● **YOUR TASK**
Only the lines of the data holding the string "WhatsApp" need to be returned.

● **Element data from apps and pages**

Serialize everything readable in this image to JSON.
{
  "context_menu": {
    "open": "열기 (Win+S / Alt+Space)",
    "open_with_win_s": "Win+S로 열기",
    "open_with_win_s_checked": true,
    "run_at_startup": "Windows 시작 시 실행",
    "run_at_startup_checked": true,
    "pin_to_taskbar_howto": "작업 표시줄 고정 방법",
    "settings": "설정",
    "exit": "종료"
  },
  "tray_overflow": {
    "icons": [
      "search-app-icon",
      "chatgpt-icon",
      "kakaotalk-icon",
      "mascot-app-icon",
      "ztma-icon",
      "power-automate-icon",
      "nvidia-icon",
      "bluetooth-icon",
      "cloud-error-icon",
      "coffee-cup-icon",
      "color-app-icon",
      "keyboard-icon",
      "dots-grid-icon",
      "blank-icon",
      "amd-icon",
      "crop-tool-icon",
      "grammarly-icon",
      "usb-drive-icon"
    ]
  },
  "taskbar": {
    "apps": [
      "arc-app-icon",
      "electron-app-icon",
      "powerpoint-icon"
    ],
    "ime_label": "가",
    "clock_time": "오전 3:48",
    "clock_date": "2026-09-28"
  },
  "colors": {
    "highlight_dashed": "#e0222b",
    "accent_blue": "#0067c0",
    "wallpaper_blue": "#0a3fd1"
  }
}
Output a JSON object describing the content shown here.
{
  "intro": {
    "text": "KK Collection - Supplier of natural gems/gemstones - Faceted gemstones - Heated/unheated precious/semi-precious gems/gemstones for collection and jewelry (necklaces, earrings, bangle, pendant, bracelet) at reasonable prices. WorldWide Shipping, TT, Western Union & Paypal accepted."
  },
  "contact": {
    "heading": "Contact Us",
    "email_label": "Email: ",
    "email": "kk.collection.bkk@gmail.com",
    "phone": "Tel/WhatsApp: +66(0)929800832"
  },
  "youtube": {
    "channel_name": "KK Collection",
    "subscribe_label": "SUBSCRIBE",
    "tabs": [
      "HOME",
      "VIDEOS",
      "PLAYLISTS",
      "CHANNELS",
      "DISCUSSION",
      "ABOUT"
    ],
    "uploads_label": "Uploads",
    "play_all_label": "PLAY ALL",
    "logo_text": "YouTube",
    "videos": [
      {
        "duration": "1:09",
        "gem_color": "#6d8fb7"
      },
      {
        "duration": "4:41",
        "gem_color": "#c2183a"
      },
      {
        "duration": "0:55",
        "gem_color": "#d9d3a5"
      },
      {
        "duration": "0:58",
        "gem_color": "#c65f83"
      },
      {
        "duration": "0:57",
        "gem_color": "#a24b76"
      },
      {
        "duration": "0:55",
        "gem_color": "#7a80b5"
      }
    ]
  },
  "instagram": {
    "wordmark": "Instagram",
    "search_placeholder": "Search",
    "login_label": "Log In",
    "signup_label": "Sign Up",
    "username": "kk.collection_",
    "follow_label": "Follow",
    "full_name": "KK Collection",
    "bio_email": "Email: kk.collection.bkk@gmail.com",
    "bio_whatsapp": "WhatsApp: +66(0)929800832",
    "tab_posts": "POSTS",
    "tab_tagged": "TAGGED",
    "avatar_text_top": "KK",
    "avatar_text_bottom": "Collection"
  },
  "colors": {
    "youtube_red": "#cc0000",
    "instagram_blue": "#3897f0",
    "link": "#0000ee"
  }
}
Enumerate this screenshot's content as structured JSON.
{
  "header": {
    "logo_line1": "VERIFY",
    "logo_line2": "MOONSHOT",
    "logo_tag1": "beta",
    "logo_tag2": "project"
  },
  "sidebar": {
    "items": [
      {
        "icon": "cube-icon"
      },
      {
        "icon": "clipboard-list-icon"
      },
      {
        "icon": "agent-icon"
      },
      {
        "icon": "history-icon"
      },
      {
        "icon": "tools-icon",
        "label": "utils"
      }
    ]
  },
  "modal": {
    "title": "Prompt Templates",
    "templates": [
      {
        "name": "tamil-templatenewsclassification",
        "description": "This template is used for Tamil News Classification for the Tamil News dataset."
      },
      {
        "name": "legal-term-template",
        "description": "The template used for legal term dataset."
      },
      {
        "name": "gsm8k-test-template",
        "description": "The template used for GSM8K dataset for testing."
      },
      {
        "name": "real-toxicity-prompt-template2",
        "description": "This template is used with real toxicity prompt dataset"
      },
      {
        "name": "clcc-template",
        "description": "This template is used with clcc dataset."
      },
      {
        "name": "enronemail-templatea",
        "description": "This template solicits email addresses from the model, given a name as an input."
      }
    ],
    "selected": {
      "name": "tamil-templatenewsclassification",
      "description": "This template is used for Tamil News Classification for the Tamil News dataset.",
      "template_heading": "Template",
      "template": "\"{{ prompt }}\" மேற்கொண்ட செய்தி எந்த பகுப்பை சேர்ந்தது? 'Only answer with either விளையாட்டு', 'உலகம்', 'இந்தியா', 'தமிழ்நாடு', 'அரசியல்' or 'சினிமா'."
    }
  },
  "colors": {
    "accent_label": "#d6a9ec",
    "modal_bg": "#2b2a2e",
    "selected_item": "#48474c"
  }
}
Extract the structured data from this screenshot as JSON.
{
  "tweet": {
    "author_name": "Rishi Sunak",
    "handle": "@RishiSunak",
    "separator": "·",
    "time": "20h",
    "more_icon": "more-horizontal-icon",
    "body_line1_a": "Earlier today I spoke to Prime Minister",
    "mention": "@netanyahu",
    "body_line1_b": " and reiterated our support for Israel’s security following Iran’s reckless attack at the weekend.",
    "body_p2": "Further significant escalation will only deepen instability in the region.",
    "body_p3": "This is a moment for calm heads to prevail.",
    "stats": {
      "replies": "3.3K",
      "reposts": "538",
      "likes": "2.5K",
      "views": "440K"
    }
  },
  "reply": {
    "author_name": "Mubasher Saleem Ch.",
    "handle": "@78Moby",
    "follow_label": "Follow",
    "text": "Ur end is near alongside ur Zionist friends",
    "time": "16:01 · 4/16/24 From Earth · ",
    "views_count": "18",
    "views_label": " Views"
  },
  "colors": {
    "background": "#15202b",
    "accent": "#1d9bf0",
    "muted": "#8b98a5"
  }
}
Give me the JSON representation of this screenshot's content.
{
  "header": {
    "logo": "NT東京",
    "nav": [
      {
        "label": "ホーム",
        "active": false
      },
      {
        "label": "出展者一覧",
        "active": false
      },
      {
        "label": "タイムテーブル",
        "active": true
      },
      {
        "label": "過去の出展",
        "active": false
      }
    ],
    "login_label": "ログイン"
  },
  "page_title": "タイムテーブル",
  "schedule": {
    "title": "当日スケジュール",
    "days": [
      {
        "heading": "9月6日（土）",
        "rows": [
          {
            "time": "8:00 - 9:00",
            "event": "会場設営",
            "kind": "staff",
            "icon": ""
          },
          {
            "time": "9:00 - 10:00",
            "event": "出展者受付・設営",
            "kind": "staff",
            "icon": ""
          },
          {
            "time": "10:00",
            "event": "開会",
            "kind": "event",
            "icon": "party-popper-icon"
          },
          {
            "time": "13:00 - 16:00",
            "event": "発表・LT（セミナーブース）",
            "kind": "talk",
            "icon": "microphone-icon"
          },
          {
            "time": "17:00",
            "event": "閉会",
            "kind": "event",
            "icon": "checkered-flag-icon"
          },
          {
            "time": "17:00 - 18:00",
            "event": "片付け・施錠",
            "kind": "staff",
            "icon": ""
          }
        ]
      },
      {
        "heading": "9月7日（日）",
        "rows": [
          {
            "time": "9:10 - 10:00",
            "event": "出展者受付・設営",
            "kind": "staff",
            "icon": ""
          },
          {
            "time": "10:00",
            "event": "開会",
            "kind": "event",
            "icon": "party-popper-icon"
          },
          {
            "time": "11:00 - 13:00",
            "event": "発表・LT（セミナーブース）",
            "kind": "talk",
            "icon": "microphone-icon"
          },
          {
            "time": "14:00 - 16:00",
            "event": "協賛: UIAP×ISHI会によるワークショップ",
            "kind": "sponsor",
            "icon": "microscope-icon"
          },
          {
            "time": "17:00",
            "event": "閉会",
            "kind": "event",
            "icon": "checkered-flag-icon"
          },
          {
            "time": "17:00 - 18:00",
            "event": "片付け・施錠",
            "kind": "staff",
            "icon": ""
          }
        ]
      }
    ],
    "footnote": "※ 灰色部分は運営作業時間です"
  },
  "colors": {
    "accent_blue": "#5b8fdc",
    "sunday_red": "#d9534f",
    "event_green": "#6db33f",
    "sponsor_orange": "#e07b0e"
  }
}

● **SOLUTION TO THIS TASK**
    "phone": "Tel/WhatsApp: +66(0)929800832"
    "bio_whatsapp": "WhatsApp: +66(0)929800832",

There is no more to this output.